At the same time, research shows some will face post-COVID stress disorder for months to come.

In Ohio, 2.6 million people are fully vaccinated for COVID-19, which is about 20% of the state’s population.

Scott Keeter, senior survey advisor at the Pew Research Center, has been tracking psychological distress caused by the pandemic for more than a year.

He said the most recent report shows the younger generation still is suffering.

“In particular, in this version of the report, we have flagged young people ages 18 to 29 as experiencing especially high levels of distress,” Keeter explained.

Keeter noted sleeplessness and anxiety were the most common symptoms reported in the survey, as respondents said the unexpected nature of the outbreak and resulting social isolation created high levels of psychological distress.

Ohio is averaging about 1,800 new cases of COVID-19 daily, from a high of roughly 13,000 in early December. Ohioans between ages 20 and 29 account for the largest share of cases overall.

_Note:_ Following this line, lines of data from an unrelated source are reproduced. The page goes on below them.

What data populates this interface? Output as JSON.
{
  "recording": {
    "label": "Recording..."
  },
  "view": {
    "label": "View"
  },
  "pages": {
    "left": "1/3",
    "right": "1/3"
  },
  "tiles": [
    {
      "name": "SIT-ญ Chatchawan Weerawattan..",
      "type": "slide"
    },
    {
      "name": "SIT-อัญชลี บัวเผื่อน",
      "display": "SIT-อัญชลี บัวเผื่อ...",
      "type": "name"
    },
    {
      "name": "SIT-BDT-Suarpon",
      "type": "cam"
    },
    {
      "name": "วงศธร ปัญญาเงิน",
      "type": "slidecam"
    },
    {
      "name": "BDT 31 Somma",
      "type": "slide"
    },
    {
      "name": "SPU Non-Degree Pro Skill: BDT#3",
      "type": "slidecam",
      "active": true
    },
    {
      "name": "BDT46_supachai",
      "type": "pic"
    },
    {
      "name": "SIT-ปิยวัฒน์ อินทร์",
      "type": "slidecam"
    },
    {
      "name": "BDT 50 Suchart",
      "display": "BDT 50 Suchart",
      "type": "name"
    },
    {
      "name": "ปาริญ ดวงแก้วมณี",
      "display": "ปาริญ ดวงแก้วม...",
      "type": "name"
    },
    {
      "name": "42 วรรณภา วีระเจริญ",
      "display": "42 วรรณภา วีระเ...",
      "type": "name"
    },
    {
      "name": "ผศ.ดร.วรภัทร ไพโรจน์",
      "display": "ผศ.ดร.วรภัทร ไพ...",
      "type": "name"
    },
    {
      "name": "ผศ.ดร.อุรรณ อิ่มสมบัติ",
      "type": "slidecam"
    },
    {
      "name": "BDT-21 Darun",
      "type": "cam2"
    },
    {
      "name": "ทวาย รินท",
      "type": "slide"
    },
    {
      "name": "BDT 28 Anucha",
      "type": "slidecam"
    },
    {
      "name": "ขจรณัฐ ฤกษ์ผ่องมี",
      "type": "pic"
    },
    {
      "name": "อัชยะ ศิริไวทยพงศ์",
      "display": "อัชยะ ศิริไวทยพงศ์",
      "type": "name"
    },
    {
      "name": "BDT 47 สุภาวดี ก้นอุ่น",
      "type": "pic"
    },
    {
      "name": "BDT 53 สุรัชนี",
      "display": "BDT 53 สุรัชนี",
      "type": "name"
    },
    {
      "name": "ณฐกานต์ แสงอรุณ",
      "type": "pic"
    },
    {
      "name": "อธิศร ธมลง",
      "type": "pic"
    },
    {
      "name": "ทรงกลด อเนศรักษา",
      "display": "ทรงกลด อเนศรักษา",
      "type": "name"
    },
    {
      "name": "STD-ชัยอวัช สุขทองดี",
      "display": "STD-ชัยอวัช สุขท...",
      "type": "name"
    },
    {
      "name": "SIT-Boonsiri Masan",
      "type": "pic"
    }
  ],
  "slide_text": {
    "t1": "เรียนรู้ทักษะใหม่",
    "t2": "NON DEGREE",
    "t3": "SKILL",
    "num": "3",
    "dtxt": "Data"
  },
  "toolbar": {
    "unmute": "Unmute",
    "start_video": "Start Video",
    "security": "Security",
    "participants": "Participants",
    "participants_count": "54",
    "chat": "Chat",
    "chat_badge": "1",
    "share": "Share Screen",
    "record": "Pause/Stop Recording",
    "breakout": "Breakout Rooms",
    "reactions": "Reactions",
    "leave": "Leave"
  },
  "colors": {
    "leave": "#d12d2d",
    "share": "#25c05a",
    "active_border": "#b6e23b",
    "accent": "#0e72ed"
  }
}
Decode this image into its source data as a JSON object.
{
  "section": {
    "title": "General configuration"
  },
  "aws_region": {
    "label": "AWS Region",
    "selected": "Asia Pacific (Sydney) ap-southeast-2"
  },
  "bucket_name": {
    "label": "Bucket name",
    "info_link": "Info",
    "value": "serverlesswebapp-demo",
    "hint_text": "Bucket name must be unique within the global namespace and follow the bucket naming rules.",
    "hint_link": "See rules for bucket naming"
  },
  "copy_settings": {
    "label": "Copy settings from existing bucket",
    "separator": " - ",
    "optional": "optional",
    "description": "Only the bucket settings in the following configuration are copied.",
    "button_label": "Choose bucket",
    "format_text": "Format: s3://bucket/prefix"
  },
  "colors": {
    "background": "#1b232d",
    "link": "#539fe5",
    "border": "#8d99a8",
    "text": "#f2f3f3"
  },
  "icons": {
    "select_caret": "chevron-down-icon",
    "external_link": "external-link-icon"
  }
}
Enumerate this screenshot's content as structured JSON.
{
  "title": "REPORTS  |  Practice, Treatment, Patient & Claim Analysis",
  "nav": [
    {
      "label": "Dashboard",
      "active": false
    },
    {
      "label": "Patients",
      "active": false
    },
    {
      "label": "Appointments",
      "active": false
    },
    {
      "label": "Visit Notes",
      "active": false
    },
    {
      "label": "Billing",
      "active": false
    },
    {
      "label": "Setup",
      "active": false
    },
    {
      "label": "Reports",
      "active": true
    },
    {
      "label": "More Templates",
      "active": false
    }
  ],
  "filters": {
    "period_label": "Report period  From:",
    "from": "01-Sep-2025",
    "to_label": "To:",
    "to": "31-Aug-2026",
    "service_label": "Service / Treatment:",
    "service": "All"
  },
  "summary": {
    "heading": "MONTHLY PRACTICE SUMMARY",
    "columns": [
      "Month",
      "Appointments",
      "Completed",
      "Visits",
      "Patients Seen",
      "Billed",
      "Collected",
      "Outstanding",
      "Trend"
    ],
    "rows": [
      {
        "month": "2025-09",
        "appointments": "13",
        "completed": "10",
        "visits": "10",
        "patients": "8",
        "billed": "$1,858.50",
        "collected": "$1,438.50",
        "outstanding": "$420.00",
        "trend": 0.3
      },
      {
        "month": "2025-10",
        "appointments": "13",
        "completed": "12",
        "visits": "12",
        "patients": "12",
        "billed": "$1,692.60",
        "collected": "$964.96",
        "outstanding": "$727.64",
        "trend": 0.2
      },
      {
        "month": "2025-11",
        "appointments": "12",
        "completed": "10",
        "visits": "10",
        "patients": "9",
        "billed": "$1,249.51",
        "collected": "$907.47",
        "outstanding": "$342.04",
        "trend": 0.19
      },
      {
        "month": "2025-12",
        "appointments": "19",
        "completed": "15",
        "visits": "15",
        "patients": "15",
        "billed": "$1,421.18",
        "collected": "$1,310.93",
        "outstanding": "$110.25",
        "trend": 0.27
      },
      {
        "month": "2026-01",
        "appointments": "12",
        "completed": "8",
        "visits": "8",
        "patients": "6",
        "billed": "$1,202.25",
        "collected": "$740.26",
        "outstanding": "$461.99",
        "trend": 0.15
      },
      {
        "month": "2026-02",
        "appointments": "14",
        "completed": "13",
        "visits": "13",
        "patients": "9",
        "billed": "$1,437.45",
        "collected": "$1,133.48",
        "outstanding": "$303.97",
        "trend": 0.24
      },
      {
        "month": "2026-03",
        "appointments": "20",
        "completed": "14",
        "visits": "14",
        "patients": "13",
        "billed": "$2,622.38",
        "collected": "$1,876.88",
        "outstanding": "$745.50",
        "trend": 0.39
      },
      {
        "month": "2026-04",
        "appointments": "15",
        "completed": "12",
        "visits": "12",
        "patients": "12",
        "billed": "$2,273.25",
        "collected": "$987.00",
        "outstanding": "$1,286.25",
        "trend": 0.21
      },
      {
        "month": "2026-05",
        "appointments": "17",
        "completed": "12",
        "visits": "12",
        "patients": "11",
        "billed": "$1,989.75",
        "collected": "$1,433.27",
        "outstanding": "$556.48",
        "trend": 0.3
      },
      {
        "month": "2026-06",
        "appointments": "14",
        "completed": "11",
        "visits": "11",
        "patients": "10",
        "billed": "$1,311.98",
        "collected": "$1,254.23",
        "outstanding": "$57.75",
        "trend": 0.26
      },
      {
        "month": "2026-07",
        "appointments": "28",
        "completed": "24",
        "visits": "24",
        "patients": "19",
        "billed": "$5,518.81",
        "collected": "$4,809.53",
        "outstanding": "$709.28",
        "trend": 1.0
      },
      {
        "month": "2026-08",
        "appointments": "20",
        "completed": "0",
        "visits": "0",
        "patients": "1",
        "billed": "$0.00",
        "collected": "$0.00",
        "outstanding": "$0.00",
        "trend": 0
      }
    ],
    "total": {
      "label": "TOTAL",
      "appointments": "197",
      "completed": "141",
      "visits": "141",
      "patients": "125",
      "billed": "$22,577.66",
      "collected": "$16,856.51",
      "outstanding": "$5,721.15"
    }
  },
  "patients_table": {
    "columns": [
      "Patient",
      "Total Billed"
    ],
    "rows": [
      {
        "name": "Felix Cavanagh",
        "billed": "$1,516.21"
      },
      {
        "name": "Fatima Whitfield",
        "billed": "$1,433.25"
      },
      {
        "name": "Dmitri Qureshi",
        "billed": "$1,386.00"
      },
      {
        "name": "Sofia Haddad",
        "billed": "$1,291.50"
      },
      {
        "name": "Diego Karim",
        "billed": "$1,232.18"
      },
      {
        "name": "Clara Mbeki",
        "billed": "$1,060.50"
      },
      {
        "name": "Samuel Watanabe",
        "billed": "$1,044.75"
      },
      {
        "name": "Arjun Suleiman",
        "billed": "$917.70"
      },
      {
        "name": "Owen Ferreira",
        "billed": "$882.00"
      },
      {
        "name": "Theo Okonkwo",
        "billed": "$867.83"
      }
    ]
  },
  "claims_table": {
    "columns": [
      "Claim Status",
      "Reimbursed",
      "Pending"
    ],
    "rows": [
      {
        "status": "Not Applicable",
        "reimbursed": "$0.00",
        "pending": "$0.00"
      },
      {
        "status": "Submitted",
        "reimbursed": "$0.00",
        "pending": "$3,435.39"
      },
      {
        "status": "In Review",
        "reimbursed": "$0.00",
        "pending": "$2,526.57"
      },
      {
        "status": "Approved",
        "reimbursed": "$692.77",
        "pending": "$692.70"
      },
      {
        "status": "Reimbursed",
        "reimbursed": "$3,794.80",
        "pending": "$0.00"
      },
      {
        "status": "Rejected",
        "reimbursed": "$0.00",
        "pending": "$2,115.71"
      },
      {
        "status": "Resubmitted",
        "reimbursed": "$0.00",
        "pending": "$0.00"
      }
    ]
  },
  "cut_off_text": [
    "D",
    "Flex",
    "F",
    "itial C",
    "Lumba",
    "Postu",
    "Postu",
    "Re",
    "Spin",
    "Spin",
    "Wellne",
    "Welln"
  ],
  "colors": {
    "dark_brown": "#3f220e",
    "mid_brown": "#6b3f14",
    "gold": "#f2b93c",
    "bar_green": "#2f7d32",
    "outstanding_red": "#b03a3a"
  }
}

The Pew surveys were conducted at multiple points in the past year, using the same panelists each time. They revealed stress levels have dropped from about 25% at this time last year to 21% now.

But Keeter pointed out minority populations experienced higher levels of stress than others.

“That was particularly noticeable among Hispanics, and as a consequence of that, we think there is more psychological distress among Hispanics than among whites or Blacks,” Keeter commented.

Keeter noted anyone who has struggled financially during the pandemic is more likely to report distress.

He added the index of psychological distress is based on a set of five questions, asking about anxiety, sleeplessness, depression, loneliness and physical symptoms.

By Mary Schuermann Kuhlman

Ohio News Connection